Two main benefits can be expected from shifting to a representation expressed in terms of risk factors, as opposed to asset classes.
On the one hand, allocating to risk factors may provide a cheaper, as well as more liquid and transparent, access to underlying sources of returns in markets where the value added by existing active investment vehicles has been put in question.
For example, the argument in favour of replicating mutual fund returns with suitably designed portfolios of factor exposures such as the value, small cap and momentum factors.
Similar arguments have been made for private equity and real estate funds, for example. On the other hand, allocating to risk factors should provide a better risk management mechanism, in that it allows investors to achieve an ex-ante control of the factor exposure of their portfolios, as opposed to merely relying on ex-post measures of such exposures.
In our research, we first review a number of weight-based measures of (naive) diversification as well as risk-based measures of (scientific) diversification that have been introduced in the academic and practitioner literature, and analyse the shortcomings associated with these measures.
We then argue that the effective number of (uncorrelated) bets (ENB), formally defined in Managing diversification as the dispersion of the factor exposure distribution, provides a more meaningful assessment of how well-balanced an investor’s dollar (egg) allocation to various baskets (factors) is.
We also provide an empirical illustration of the usefulness of this measure for intra-class and inter-class diversification.

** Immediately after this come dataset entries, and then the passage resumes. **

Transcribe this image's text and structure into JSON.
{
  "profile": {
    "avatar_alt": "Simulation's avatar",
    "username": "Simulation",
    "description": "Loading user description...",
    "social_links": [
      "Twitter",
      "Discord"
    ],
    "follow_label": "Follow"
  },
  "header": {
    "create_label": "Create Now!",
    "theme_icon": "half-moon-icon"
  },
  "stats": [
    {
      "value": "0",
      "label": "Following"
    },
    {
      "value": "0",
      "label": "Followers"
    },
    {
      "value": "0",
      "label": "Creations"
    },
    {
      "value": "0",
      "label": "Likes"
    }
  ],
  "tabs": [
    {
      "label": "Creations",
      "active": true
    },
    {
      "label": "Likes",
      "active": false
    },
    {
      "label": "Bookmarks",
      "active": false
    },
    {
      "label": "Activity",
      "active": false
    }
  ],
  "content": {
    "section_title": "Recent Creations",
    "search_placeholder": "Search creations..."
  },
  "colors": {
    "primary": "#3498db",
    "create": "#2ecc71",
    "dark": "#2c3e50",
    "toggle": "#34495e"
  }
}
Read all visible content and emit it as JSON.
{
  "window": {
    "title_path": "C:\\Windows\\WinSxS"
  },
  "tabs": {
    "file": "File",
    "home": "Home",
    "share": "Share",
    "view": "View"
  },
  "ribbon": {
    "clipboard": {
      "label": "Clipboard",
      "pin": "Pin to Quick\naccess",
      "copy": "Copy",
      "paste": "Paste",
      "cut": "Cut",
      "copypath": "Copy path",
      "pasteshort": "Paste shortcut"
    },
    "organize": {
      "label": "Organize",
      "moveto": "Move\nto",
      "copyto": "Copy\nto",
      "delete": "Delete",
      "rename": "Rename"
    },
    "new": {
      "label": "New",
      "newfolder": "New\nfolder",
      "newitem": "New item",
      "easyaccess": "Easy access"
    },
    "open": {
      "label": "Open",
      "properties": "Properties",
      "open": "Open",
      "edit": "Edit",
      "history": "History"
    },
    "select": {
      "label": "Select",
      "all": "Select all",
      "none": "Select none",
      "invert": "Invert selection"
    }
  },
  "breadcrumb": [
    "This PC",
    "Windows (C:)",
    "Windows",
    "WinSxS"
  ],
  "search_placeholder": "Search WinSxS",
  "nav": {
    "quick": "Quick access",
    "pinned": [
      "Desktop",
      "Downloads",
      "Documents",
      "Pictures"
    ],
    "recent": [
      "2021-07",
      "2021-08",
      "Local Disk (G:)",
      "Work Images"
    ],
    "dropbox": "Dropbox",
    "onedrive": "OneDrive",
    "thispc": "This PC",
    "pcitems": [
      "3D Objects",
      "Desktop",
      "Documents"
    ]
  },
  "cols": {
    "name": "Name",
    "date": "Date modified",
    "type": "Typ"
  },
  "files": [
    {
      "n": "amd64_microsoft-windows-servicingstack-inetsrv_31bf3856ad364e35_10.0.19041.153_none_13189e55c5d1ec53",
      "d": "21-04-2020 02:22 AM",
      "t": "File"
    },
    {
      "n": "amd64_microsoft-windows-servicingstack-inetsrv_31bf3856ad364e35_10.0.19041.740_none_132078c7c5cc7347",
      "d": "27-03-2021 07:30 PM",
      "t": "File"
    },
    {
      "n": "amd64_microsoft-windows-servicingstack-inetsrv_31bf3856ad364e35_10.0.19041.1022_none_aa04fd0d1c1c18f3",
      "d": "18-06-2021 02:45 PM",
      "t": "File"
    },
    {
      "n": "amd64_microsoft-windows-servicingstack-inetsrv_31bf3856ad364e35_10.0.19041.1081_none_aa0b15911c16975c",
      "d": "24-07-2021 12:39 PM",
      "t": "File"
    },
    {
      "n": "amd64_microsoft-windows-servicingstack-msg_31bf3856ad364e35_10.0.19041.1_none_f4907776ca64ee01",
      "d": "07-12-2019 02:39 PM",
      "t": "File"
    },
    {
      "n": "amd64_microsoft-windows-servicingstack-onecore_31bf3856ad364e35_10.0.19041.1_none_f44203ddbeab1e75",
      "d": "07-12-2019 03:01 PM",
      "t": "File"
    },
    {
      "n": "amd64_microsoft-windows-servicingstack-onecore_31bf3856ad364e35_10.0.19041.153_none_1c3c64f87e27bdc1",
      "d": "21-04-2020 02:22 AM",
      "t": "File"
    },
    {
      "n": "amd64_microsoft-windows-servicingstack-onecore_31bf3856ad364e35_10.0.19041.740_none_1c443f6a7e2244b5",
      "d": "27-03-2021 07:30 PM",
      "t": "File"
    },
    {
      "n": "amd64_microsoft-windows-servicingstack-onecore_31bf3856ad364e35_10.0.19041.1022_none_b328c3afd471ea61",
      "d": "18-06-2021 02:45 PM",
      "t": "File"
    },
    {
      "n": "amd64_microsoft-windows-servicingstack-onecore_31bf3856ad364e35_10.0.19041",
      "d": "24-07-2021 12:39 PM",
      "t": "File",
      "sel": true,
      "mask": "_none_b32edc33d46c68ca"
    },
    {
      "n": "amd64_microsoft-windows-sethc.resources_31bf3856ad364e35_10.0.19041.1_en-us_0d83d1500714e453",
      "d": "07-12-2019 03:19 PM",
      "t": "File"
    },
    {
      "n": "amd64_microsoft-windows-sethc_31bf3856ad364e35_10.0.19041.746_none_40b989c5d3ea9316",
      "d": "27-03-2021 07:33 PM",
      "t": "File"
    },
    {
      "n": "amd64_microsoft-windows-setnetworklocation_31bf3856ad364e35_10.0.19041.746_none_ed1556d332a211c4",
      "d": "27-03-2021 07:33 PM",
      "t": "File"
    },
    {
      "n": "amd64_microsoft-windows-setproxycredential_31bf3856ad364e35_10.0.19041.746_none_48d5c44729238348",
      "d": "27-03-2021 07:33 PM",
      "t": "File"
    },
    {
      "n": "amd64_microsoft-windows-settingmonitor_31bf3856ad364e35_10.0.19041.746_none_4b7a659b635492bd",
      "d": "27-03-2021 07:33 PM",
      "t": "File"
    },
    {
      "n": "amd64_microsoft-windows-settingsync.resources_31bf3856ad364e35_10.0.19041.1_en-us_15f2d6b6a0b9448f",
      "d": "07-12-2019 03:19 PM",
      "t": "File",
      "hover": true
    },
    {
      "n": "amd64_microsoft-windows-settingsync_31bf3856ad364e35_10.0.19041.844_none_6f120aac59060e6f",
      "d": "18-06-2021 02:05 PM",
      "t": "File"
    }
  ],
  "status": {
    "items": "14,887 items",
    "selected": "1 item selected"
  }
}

For intra-class diversification, we cast the empirical analysis in the context of various popular equity indices, with a particular emphasis on the S&P 500 index.
For interclass diversification, we analyse policy portfolios for two sets of pension funds, the first set being a large sample of the 1,000 largest US pension funds and the second set being a small sample of the world’s 10 largest pension funds.
In a first application to international equity indices, we use the minimal linear torsion approach to turn correlated constituents into uncorrelated factors, and find statistical evidence of a positive (negative) time-series and cross-sectional relationship between the ENB risk diversification measure and performance in bear (bull) markets.
We find a weaker relationship when using other diversification measures such as the effective number of constituents (ENC), thus confirming the relevance of the effective number of bets on uncorrelated risk factors as a meaningful measure of diversification.
Finally, we find the predictive power of the effective number of bets diversification measure for equity market performance to be statistically and economically significant, comparable to predictive power of the dividend yield for example, with an explanatory power that increases with the holding period.
In a second application to US pension fund policy portfolios, we find that better diversified policy portfolios, in the sense of a higher number of uncorrelated bets, tend to perform better on average in bear markets, even though top performers are, as expected, policy portfolios that are highly concentrated in the best performing asset class for the sample period under consideration.
Overall, our results suggest that the effective number of (uncorrelated) bets could be a useful risk indicator to be added to risk reports for equity and policy portfolios.
*Lionel Martellini is professor of finance at EDHEC Business School, and scientific director at EDHEC-Risk Institute
Romain Deguest, senior research engineer, EDHEC-Risk Institute
Tiffanie Carli, research Assistant, EDHEC-Risk Institute
The research from which this article was drawn was supported by CACEIS as part of the “New Frontiers in Risk Assessment and Performance Reporting” research chair at EDHEC-Risk Institute.